The world’s second-largest economy grew by 6.7 per cent year-on-year in the three months to September, in line with the two previous quarters and better than some forecasters expected.
China’s transition to a moderately-fast consumer and services-based economy is well underwayAndy Rothman, Matthews Asia
“Economic activity seems to be holding up reasonably well, with few signs that a renewed slowdown is just around the corner,” said Julian Evans-Pritchard of Capital Economics.
However, analysts cautioned that growth is likely to slow next year because the latest strength is based in part on a surge in bank lending and property prices. Regulators see both as a risk and are trying to rein them in.
China’s economy has cooled steadily over the past six years as leaders try to steer it to more self-sustaining growth based on consumer spending instead of trade and investment.
Beijing has used higher government spending and infusions of credit to avert a sharper downturn and politically dangerous job losses. That has temporarily hobbled the ruling Communist Party’s long-term plan to make the state-dominated economy more productive and efficient by giving market forces a bigger role.
Retail sales jumped 10.4 per cent in the first three quarters, boosted by a 26.1 per cent surge in e-commerce. No figures for the latest quarter alone were released.
Growth in service industries, boosted by a surge in property sales, accelerated to 7.5 per cent from the previous quarter’s 7.8 per cent. By contrast, exports shrank by 5.6 per cent in September from a year earlier.
The data indicated that “China’s transition from a high-speed, heavy industry-based economy to a moderately-fast consumer and services-based economy is well underway,” said Andy Rothman of Matthews Asia.
He added: “The challenges of completing this transition will result in gradually slower growth rates and increased volatility, but the risks of a hard landing are very low.”
State media have warned China’s economic outlook will be “L-shaped,” meaning the downturn should bottom out but growth will not rebound to the double-digit rates of the past decade.
Growth in investment, still a key economic driver, accelerated in September to 9 per cent over a year earlier, up from August’s 8 per cent.
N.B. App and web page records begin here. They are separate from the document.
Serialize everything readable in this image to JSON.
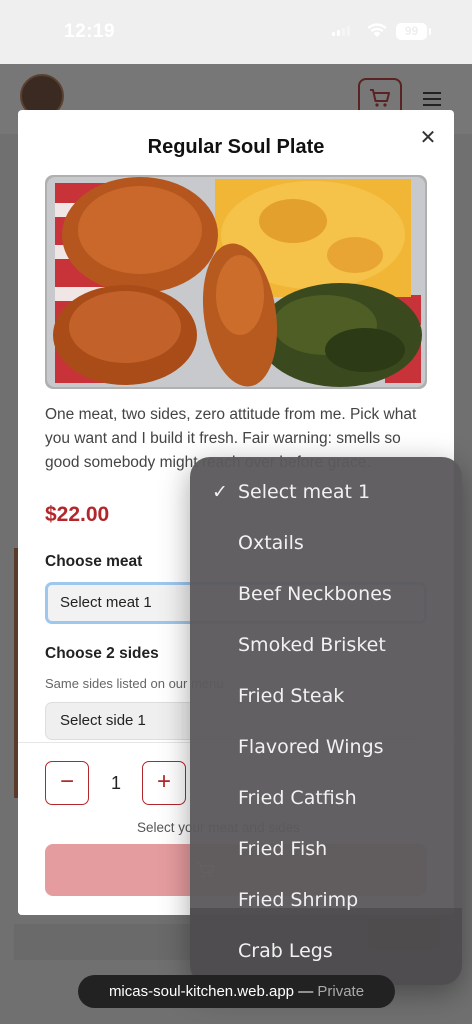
{
  "status_bar": {
    "time": "12:19",
    "battery": "99"
  },
  "site": {
    "url": "micas-soul-kitchen.web.app",
    "privacy": "Private"
  },
  "modal": {
    "title": "Regular Soul Plate",
    "description": "One meat, two sides, zero attitude from me. Pick what you want and I build it fresh. Fair warning: smells so good somebody might reach over before grace.",
    "price": "$22.00",
    "meat_label": "Choose meat",
    "meat_selected": "Select meat 1",
    "sides_label": "Choose 2 sides",
    "sides_hint": "Same sides listed on our menu",
    "side_selected": "Select side 1",
    "quantity": "1",
    "minus": "−",
    "plus": "+",
    "select_note": "Select your meat and sides"
  },
  "picker": {
    "checked_index": 0,
    "options": [
      "Select meat 1",
      "Oxtails",
      "Beef Neckbones",
      "Smoked Brisket",
      "Fried Steak",
      "Flavored Wings",
      "Fried Catfish",
      "Fried Fish",
      "Fried Shrimp",
      "Crab Legs"
    ]
  },
  "colors": {
    "accent": "#b3262b",
    "add_button": "#e59c9e",
    "picker_bg": "#5c5a5c"
  }
}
But much of it came from state companies, reflecting the skittishness of private investors.
Spending by state companies on real estate and other fixed assets rose 21.1 per cent in the first nine months of the year while spending by private enterprises rose just 2.5 per cent.
“State-directed investment is keeping headline growth on target,” said Bill Adams of PNC Financial Services Group.
Beijing’s reliance on credit to drive growth since the 2008 global crisis has led to a rapid runup in China’s debt to the equivalent of 250 per cent of gross domestic product, high for a developing economy. That has prompted warnings of a possible financial crisis or a drag on growth if debt is not controlled.
Regulators announced plans last week to allow “high-quality enterprises” with “temporary difficulties” to pay down debt by giving their bankers equity in their enterprises.
The central bank’s measure of total credit showed growth in September edged up to 11.3 per cent compared with a year earlier, up from August’s 11.2 per cent rate.
“The recent recovery is ultimately on borrowed time given that it has been driven in large part by faster credit growth and a property market boom,” said Evans-Pritchard.
“As the boost from policy stimulus begins to wear off, probably at some point early next year, continued structural drags mean the economy is set to begin slowing again.”